emarkable in its simplicity, poignant in its language, reverent and moving in theme, Malouf’s Iliad imagining may well be his best work. Lovers of the ancient world know the core story. Impetuous Achilles, sulking because of a snub, returns to fight the Trojans after Hector kills his beloved Patroclus in combat. He slays Hector and mutilates his body before the eyes of his father Priam. Unable to bear the parading of his dead son, Priam decides against all advice to intervene, traveling by cart as a commoner to Achilles camp to beg for his son’s body. A ransom.
Malouf’s conceit is retelling this story in prose, focusing above all on Priam’s vantage point. Though others have done remarkable work with the Iliad — consider Christopher Logue’s many-volumed colloquial rendering — Malouf’s taming of the feral ancient is facilitated by deeper peaks at history. Patrocolus’ bond with Achilles acquires depth. Priam’s past as a slave emerges. The mules of the carter Somax, Beauty and Shock, are made tender.
Most important, Priam’s encounter with Achilles is distanced from conventional humiliations; the two men, who over time could be father and son, are conferred a brief but persuasive bond. This in turn redeems Priam’s crazy idea to fetch Hector. By seeking his son’s body and defying convention he is “a man remade,” someone who “stepped into a space that till now was uninhabited and found a way to fill it.”

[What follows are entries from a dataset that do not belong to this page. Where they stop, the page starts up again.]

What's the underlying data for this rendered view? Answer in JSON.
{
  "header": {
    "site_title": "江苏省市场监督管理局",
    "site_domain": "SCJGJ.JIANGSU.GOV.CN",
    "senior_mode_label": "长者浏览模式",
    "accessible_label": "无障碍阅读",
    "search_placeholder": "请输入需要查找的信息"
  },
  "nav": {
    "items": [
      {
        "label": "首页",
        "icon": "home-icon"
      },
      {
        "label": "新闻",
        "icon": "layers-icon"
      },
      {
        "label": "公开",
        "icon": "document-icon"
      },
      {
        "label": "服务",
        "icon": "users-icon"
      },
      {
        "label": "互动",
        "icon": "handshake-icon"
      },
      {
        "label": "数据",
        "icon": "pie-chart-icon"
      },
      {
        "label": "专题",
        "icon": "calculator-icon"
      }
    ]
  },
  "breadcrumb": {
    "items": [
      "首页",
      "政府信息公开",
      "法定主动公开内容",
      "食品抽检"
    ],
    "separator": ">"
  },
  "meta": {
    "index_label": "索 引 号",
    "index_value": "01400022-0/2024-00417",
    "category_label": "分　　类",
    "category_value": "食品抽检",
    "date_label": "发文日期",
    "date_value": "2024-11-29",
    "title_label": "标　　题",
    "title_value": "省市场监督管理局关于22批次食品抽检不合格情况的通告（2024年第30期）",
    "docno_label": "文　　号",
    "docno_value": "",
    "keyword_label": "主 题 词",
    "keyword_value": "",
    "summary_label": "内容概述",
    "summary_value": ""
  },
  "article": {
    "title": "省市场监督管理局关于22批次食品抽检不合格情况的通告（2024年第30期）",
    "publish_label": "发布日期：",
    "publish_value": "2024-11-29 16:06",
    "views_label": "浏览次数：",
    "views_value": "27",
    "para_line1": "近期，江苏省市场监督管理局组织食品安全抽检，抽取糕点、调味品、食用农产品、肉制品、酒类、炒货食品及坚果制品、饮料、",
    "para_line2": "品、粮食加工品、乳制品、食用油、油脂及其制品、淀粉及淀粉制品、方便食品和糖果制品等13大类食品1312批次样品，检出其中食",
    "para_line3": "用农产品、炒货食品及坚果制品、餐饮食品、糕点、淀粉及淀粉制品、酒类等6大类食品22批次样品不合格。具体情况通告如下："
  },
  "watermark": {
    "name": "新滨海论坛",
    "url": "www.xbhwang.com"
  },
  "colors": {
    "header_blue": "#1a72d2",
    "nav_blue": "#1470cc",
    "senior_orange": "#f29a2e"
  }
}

Malouf’s lyrical habitation of the Iliad is equally consummate, whether he speaks of a river crossing (“Moonlight ran fast over the river of pebbles.”), of the big sounds of tented Greek troops (“The heave subsides, and the big shadows go back to being the solid bodies of men.”) or of Somax, who when he speaks to his mules intones the “dark syllables of horse magic.” It is difficult to overstate the deft heft of Malouf’s language and his command of time and place.